It seems as though everyone is a coach these days. The International Coaching Federations boasts now over 30,000 members, a huge jump from just 13,000 back in 2007.
With 5 million self-employed people in the UK alone, coaching seems to be the last piece of the freelance puzzle. Whilst being your own boss is great, where should you go when you’re in desperate need of constructive, impartial advice?
I spoke to Emma Ward who runs the successful Freelance Lifestylers Facebook group and is a trained coach. She explained to me that coaching isn’t about training, it’s about knowing how to ask questions.
“A mentor is someone who gives more practical advice like tools, systems and legal side of things… a lot of coaches to a bit of mentoring mixed in with coaching. A coach is more likely to say ‘would you mind if I made an observation?’ and this is a way of mentoring without shoving it down people’s throats.”
She also does work around limiting beliefs, internal and external expectations, imposter syndrome and negative thought patterns that stunt our personal and financial development as freelancers. Emma says coaching this way always leads people to find their own solutions which gives them more ownership over decisions and makes them more likely to succeed.
What qualifications should a coach have?
There is no legal requirement for a business coach to have any formal training or specific qualification. Anyone can call themselves a coach and take your money. So the onus is on you to decide if you’re happy with the level of training and experience that your coach has before your sign on the dotted line.
Emma gained her coaching qualification from In Good Company, which gave her in-person training and hands-on coaching experience:
“It was a smaller group so we got more one to one time. There were several weekends of training and between each session you were paired up with other coaches to apply what you’ve learned. We covered CBT, NLP, transformative self. You can do it online but I felt that training in person, we were really pushed and I think that has made me a better coach”
Where to find a coach
Although there isn’t one central governing body, there are lots of organisations which back up coaches who have relevant experience. Leaders and managers may opt to be assessed and accredited through the Institute of Leadership and Management. Coaches specialising in Neuro-Linguistic Programming can join the Association for NLP which requires them to comply with a code of ethics and an established complaints procedure. The European Mentoring and Coaching Council has a search function and so does the ICF.
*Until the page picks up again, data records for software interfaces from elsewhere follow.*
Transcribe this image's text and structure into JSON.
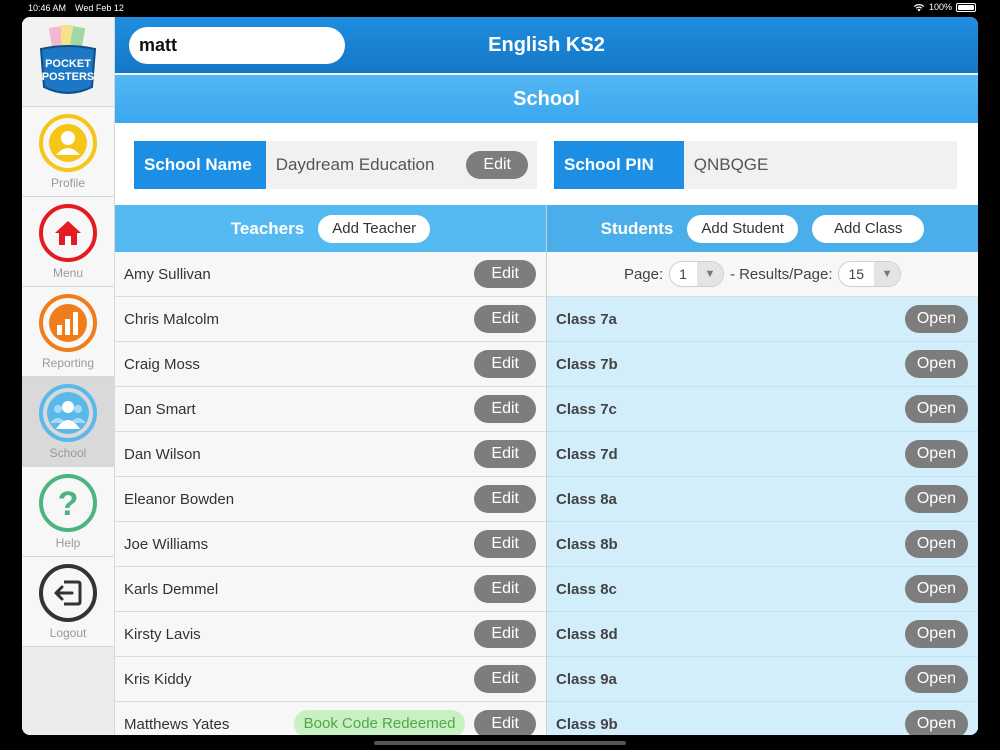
{
  "status": {
    "time": "10:46 AM",
    "date": "Wed Feb 12",
    "battery": "100%"
  },
  "logo": {
    "line1": "POCKET",
    "line2": "POSTERS"
  },
  "sidebar": {
    "items": [
      {
        "label": "Profile",
        "icon": "person-icon",
        "color": "#f5c518"
      },
      {
        "label": "Menu",
        "icon": "home-icon",
        "color": "#e31b23"
      },
      {
        "label": "Reporting",
        "icon": "bar-chart-icon",
        "color": "#f07c1a"
      },
      {
        "label": "School",
        "icon": "group-icon",
        "color": "#5bb8ea"
      },
      {
        "label": "Help",
        "icon": "question-icon",
        "color": "#4db380"
      },
      {
        "label": "Logout",
        "icon": "logout-icon",
        "color": "#333333"
      }
    ]
  },
  "header": {
    "user_value": "matt",
    "title": "English KS2"
  },
  "section": {
    "title": "School"
  },
  "school": {
    "name_label": "School Name",
    "name_value": "Daydream Education",
    "edit_label": "Edit",
    "pin_label": "School PIN",
    "pin_value": "QNBQGE"
  },
  "teachers": {
    "heading": "Teachers",
    "add_label": "Add Teacher",
    "edit_label": "Edit",
    "rows": [
      {
        "name": "Amy Sullivan"
      },
      {
        "name": "Chris Malcolm"
      },
      {
        "name": "Craig Moss"
      },
      {
        "name": "Dan Smart"
      },
      {
        "name": "Dan Wilson"
      },
      {
        "name": "Eleanor Bowden"
      },
      {
        "name": "Joe Williams"
      },
      {
        "name": "Karls Demmel"
      },
      {
        "name": "Kirsty Lavis"
      },
      {
        "name": "Kris Kiddy"
      },
      {
        "name": "Matthews Yates",
        "badge": "Book Code Redeemed"
      }
    ]
  },
  "students": {
    "heading": "Students",
    "add_student_label": "Add Student",
    "add_class_label": "Add Class",
    "open_label": "Open",
    "pager": {
      "page_label": "Page:",
      "page_value": "1",
      "results_label": "- Results/Page:",
      "results_value": "15"
    },
    "classes": [
      "Class 7a",
      "Class 7b",
      "Class 7c",
      "Class 7d",
      "Class 8a",
      "Class 8b",
      "Class 8c",
      "Class 8d",
      "Class 9a",
      "Class 9b"
    ]
  }
}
How much does coaching cost?
Coaching can range from around £100 per session to £2k+ for packages that run over several months.
What to expect from a good coach
A discovery call
Most coaches offer a free initial phone call in order to test the waters and see if you’re a good fit for each other. Freelance digital marketer Bryony Cullin [https://twitter.com/glasgow_food] told me that the bond she had with her coach Bek Lambert was imperative to her success.
“I felt like she ‘got’ me straight away which was a relief. She really understood the situation I was in and gave me some brilliant advice. She didn’t try to upsell me into a continuing relationship and was happy for it being a one-off which actually made me more keen to work with her in the future.”
Some coaches will ask you to fill out a questionnaire before your first session. This is a sign that they’re going to do their homework before your session and they’ll show up prepared. You will likely be given a contract to sign which should clearly set out what services you are paying for.
Bigger goals will be broken down into smaller tasks and your coach should check in with you regularly to see how you’re progressing. This accountability that comes with a business coach is often the most effective aspect of the process.
A good coach will know when the support your needs when it falls outside their expertise, so they may point you towards a therapist or a mentor if required.
So what’s in it for you? Well, there’s no shortage of positive stories when it comes to coaching, like former journalist Lucy Griffiths who’s coaching experience changed her life.
“We created automated systems that mean I wake up and I’ve sold hundreds of courses overnight and I now make more money in a month than I ever made from being a journalist in a year just from my online courses. I’m no longer on the entrepreneurial hamster wheel feeling burned out. This, of course, frees me up to take a few select clients for one-to-one and to have more time to be a very hands-on mum”
Founder of Purpose PR Nicola Russill-Roy learned about email marketing, how to market yourself as a consultant and how to attract her ideal clients:
“In one launch I made £48k in seventy-two hours, I now only work three full days per week, went from a team of three to a team of 10”
Finding the right coach isn’t easy, but putting in the time and money to do so could give you the nudge you need to smash your freelance goals.